Indeed, Trainfestival2009 may be helping to launch Owosso’s own economic stimulus plan. Already, John Lowman, the owner of the Wrought Iron Grill, has planned a weekend-long “Owosso Beer & Blues Festival” to coincide with Trainfestival 2009. “The town is abuzz,” says Loman, who is adding 100 outdoor tables on Saturday, with the full cooperation of the city, which has agreed to close a side street. Lowman adds, “Our festival will be trackside, with entertainment and dining. As a citizen, and as a businessman, this event (Trainfestival2009 ) is just what the city needs to give it a lift.”
Local hotels are already booked, and college dorms that normally sit empty all summer have been rented for the many volunteers and staffers that will be needed for the event.
Both railroad hobbyists and members of the industry are abuzz with plans to bring ex-Southern Pacific Daylight steam locomotive no. 4449 all the way from Portland, Oregon, with a train of fully restored, classic private rail cars, on a 2,500+ mile odyssey to Owosso. Often regarded as “the most beautiful steam locomotive in the world,” she is colorful, streamlined, art-deco styled, and built for hauling passenger trains at high speeds.
Constructed in 1941 in Lima, Ohio, it will be a homecoming of sorts for the locomotive, and for its caretaker, Doyle McCormack, who grew up in Conneaut, Ohio. McCormack is “looking forward to the first trip east of Chicago,” (with no. 4449), and adds that, “We were a part of the big railroad festivals in California, and it will be interesting to see what these guys in the East can do.” Trainfestival 2009 is shaping up to be the largest exposition of steam railroading since the California Railfair in 1999. Jim Wrinn is the editor of Trains magazine, a national publication that covers the railroad industry and hobby. Says Wrinn, himself a qualified steam-locomotive fireman, “Trainfestival is the first significant gathering of operating steam locomotives in the United States in ten years. As difficult as it is to maintain and operate vintage locomotives today, this will certainly be a once-in-a-lifetime opportunity to see eight of the magnificent steam locomotives that helped make America great.”

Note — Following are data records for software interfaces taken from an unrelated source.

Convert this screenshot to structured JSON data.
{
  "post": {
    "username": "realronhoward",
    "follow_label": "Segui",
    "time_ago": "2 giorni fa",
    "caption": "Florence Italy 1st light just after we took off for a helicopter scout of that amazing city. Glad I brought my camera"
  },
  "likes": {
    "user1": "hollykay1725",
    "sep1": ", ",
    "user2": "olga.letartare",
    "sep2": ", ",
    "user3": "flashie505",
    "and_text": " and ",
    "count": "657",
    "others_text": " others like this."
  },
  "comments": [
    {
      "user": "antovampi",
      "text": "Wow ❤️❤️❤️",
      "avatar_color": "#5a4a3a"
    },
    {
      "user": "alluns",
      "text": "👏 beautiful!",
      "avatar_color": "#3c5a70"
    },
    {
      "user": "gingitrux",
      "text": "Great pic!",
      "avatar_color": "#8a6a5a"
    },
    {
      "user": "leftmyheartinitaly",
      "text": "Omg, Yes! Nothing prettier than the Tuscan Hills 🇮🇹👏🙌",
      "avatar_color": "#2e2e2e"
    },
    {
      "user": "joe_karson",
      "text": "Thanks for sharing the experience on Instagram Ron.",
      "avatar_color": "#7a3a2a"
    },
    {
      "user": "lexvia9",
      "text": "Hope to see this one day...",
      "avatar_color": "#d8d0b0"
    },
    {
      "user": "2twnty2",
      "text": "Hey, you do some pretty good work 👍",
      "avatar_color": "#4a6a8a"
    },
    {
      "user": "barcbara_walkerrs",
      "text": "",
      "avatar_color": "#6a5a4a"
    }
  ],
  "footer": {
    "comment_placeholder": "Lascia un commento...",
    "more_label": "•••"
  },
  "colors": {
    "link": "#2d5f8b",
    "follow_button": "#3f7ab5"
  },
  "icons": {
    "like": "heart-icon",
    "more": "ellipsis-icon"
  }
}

Prestige Creative Marketing of New Philadelphia, Ohio, has been facilitating this event for SRI. Prestige uses cutting edge web-based ticketing, marketing, and tracking for ticket sales. Already, a comprehensive view of the nationwide, and indeed worldwide, impact of this event is taking shape. Jason Johnson, president of Prestige, indicated that inquiries have come from such diverse countries as Australia and Russia. Already booked are thousands of dollars of sales from Great Britain, long known for its concentration of railroad preservation enthusiasts.
As for stateside reach, Johnson says, “We haven’t logged paid attendance from all fifty states yet, but we are getting close. We expect all of the day-long excursions behind the big steam locomotives to be sold out well before the festival opens its doors. Tickets for these trips are very hot right now.”
While the immediate impact of Trainfestival2009 will be felt for one long weekend in July, the groundwork is being laid for more permanent improvements at SRI. A two thousand-foot-long miniature railroad, complete with a family-friendly picnic area, is being installed on the grounds, providing an impetus to clean up an old storage area, and create a permanent attraction for families who visit the SRI facility on weekends. Other infrastructure improvements, including parking and passenger boarding areas, will facilitate future events and a more extensive excursion schedule.
Owosso, Michigan…crossroads of M-21 and M-52. The drive, determination and cooperation of a small town, its leaders, its volunteers and its steam locomotive are helping Owosso navigate another economic crossroads, securing their future by honoring their past.